## What you are asked to do
Verbatim copy, images excluded: write out each record shown below.

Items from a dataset
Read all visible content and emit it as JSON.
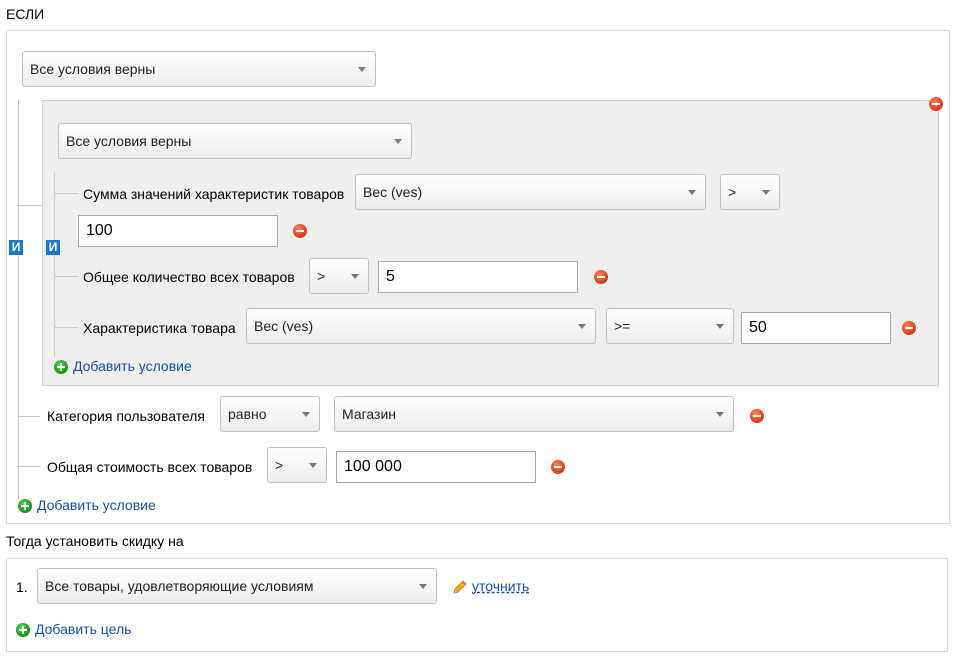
{
  "if_label": "ЕСЛИ",
  "outer": {
    "mode_select": "Все условия верны",
    "and_label": "И",
    "group": {
      "mode_select": "Все условия верны",
      "and_label": "И",
      "cond1": {
        "label": "Сумма значений характеристик товаров",
        "attribute": "Вес (ves)",
        "operator": ">",
        "value": "100"
      },
      "cond2": {
        "label": "Общее количество всех товаров",
        "operator": ">",
        "value": "5"
      },
      "cond3": {
        "label": "Характеристика товара",
        "attribute": "Вес (ves)",
        "operator": ">=",
        "value": "50"
      },
      "add_condition": "Добавить условие"
    },
    "cond_user": {
      "label": "Категория пользователя",
      "operator": "равно",
      "value": "Магазин"
    },
    "cond_total": {
      "label": "Общая стоимость всех товаров",
      "operator": ">",
      "value": "100 000"
    },
    "add_condition": "Добавить условие"
  },
  "then_label": "Тогда установить скидку на",
  "targets": {
    "item_number": "1.",
    "item_select": "Все товары, удовлетворяющие условиям",
    "refine_link": "уточнить",
    "add_target": "Добавить цель"
  },
  "colors": {
    "accent_blue": "#1d78c8",
    "link": "#1a4ea8",
    "remove_red": "#e0401a",
    "add_green": "#1b9c1b"
  }
}
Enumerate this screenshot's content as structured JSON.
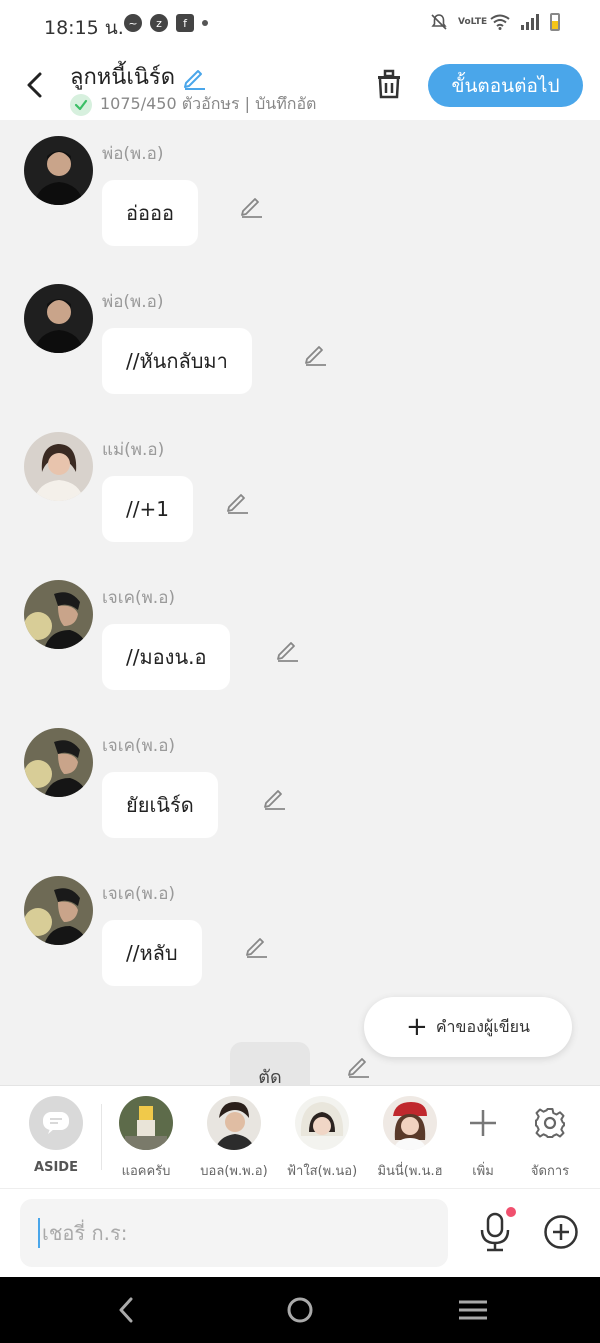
{
  "status_bar": {
    "time": "18:15 น.",
    "left_icons": [
      "messenger-icon",
      "zalo-icon",
      "facebook-icon"
    ],
    "right_icons": [
      "mute-icon",
      "volte-icon",
      "wifi-icon",
      "signal-icon",
      "battery-icon"
    ],
    "volte_label": "VoLTE"
  },
  "header": {
    "title": "ลูกหนี้เนิร์ด",
    "subtitle": "1075/450 ตัวอักษร | บันทึกอัต",
    "next_button": "ขั้นตอนต่อไป"
  },
  "messages": [
    {
      "sender": "พ่อ(พ.อ)",
      "text": "อ่อออ"
    },
    {
      "sender": "พ่อ(พ.อ)",
      "text": "//หันกลับมา"
    },
    {
      "sender": "แม่(พ.อ)",
      "text": "//+1"
    },
    {
      "sender": "เจเค(พ.อ)",
      "text": "//มองน.อ"
    },
    {
      "sender": "เจเค(พ.อ)",
      "text": "ยัยเนิร์ด"
    },
    {
      "sender": "เจเค(พ.อ)",
      "text": "//หลับ"
    }
  ],
  "cut_bubble": "ตัด",
  "author_words_button": "คำของผู้เขียน",
  "characters": [
    {
      "name": "ASIDE"
    },
    {
      "name": "แอคครับ"
    },
    {
      "name": "บอล(พ.พ.อ)"
    },
    {
      "name": "ฟ้าใส(พ.นอ)"
    },
    {
      "name": "มินนี่(พ.น.ฮ"
    }
  ],
  "char_actions": {
    "add": "เพิ่ม",
    "manage": "จัดการ"
  },
  "input": {
    "placeholder": "เชอรี่ ก.ร:"
  },
  "colors": {
    "accent": "#4aa6ea",
    "check_green": "#3bbf66",
    "notif_dot": "#f0506e"
  }
}
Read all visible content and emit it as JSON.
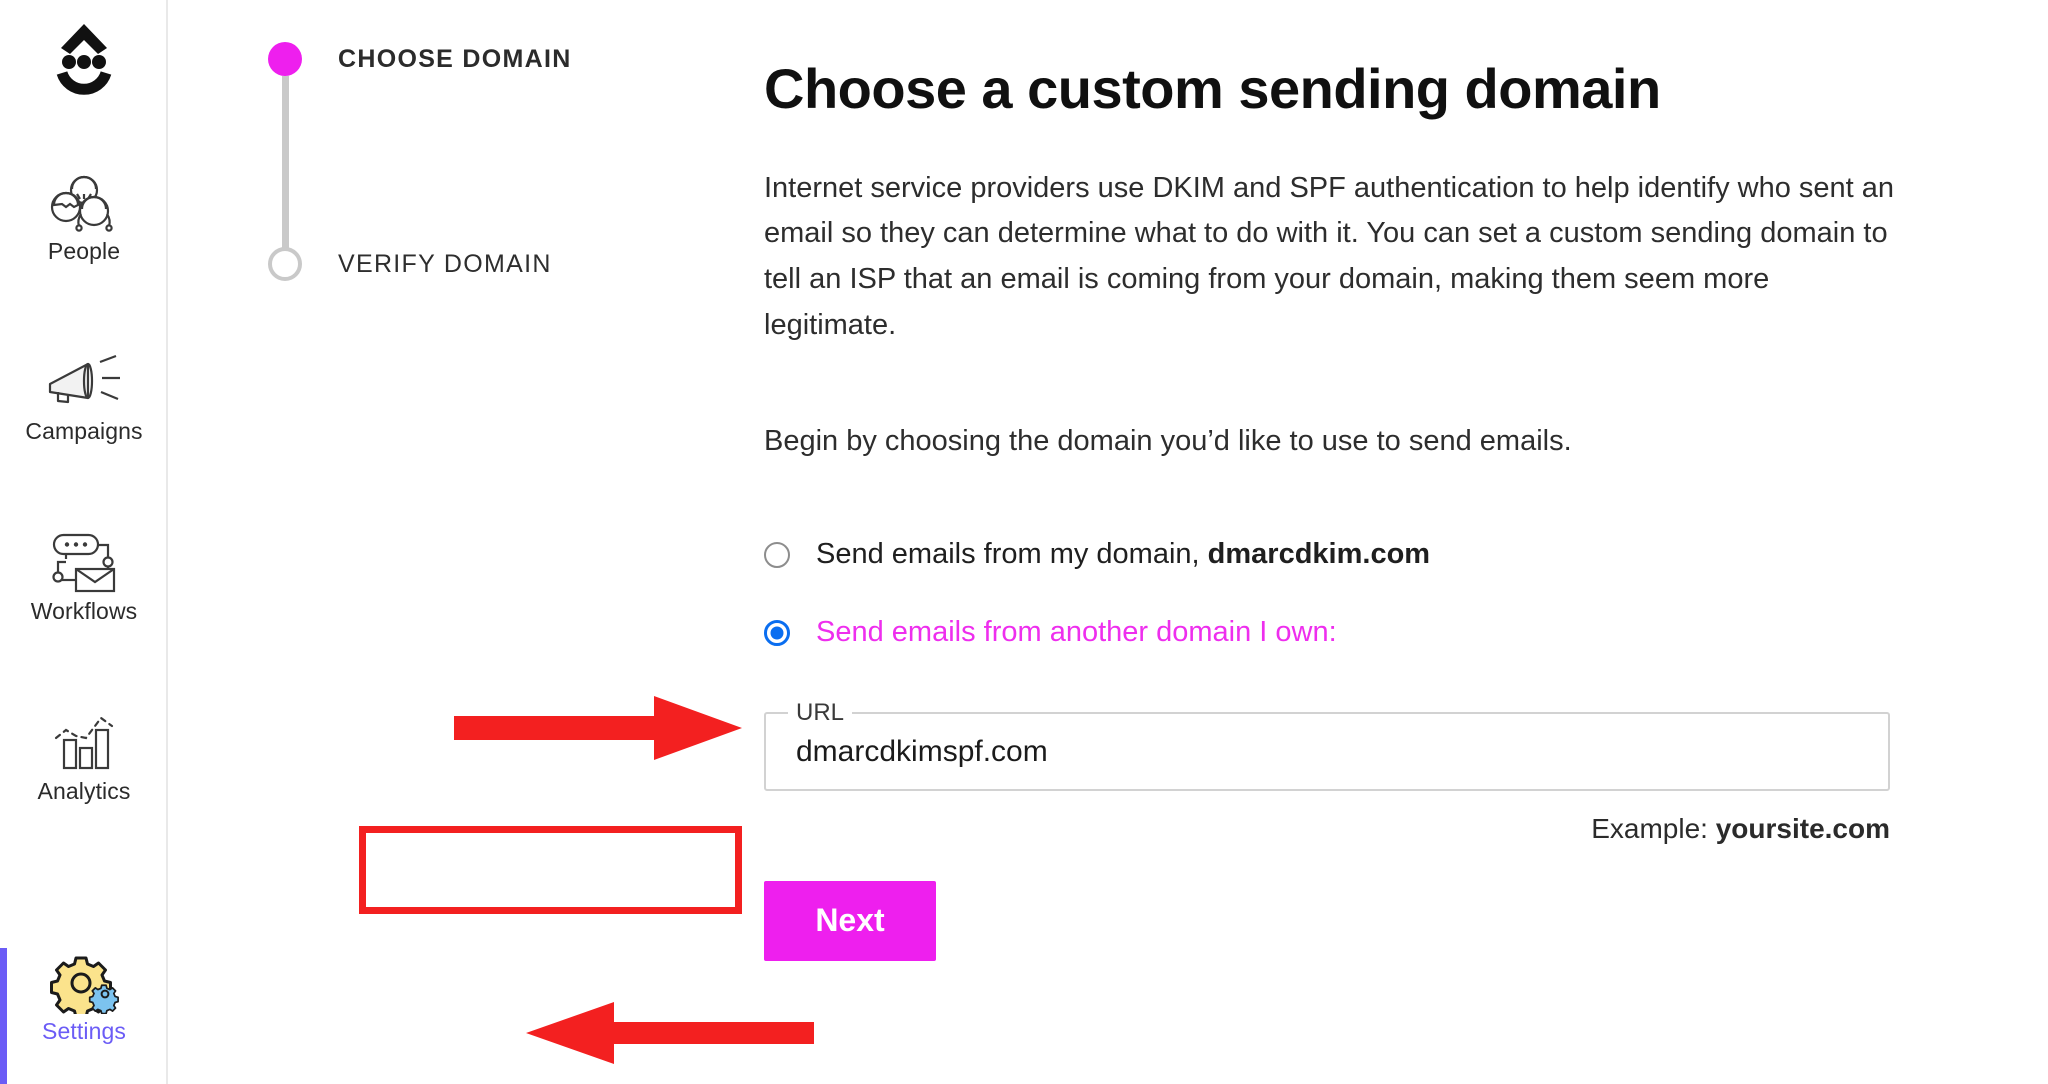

## Solved problem
Read all visible content and emit it as JSON.
{
  "if_label": "ЕСЛИ",
  "outer": {
    "mode_select": "Все условия верны",
    "and_label": "И",
    "group": {
      "mode_select": "Все условия верны",
      "and_label": "И",
      "cond1": {
        "label": "Сумма значений характеристик товаров",
        "attribute": "Вес (ves)",
        "operator": ">",
        "value": "100"
      },
      "cond2": {
        "label": "Общее количество всех товаров",
        "operator": ">",
        "value": "5"
      },
      "cond3": {
        "label": "Характеристика товара",
        "attribute": "Вес (ves)",
        "operator": ">=",
        "value": "50"
      },
      "add_condition": "Добавить условие"
    },
    "cond_user": {
      "label": "Категория пользователя",
      "operator": "равно",
      "value": "Магазин"
    },
    "cond_total": {
      "label": "Общая стоимость всех товаров",
      "operator": ">",
      "value": "100 000"
    },
    "add_condition": "Добавить условие"
  },
  "then_label": "Тогда установить скидку на",
  "targets": {
    "item_number": "1.",
    "item_select": "Все товары, удовлетворяющие условиям",
    "refine_link": "уточнить",
    "add_target": "Добавить цель"
  },
  "colors": {
    "accent_blue": "#1d78c8",
    "link": "#1a4ea8",
    "remove_red": "#e0401a",
    "add_green": "#1b9c1b"
  }
}
Enumerate this screenshot's content as structured JSON.
{
  "status_bar": {
    "time": "18:15 น.",
    "left_icons": [
      "messenger-icon",
      "zalo-icon",
      "facebook-icon"
    ],
    "right_icons": [
      "mute-icon",
      "volte-icon",
      "wifi-icon",
      "signal-icon",
      "battery-icon"
    ],
    "volte_label": "VoLTE"
  },
  "header": {
    "title": "ลูกหนี้เนิร์ด",
    "subtitle": "1075/450 ตัวอักษร | บันทึกอัต",
    "next_button": "ขั้นตอนต่อไป"
  },
  "messages": [
    {
      "sender": "พ่อ(พ.อ)",
      "text": "อ่อออ"
    },
    {
      "sender": "พ่อ(พ.อ)",
      "text": "//หันกลับมา"
    },
    {
      "sender": "แม่(พ.อ)",
      "text": "//+1"
    },
    {
      "sender": "เจเค(พ.อ)",
      "text": "//มองน.อ"
    },
    {
      "sender": "เจเค(พ.อ)",
      "text": "ยัยเนิร์ด"
    },
    {
      "sender": "เจเค(พ.อ)",
      "text": "//หลับ"
    }
  ],
  "cut_bubble": "ตัด",
  "author_words_button": "คำของผู้เขียน",
  "characters": [
    {
      "name": "ASIDE"
    },
    {
      "name": "แอคครับ"
    },
    {
      "name": "บอล(พ.พ.อ)"
    },
    {
      "name": "ฟ้าใส(พ.นอ)"
    },
    {
      "name": "มินนี่(พ.น.ฮ"
    }
  ],
  "char_actions": {
    "add": "เพิ่ม",
    "manage": "จัดการ"
  },
  "input": {
    "placeholder": "เชอรี่ ก.ร:"
  },
  "colors": {
    "accent": "#4aa6ea",
    "check_green": "#3bbf66",
    "notif_dot": "#f0506e"
  }
}
Read all visible content and emit it as JSON.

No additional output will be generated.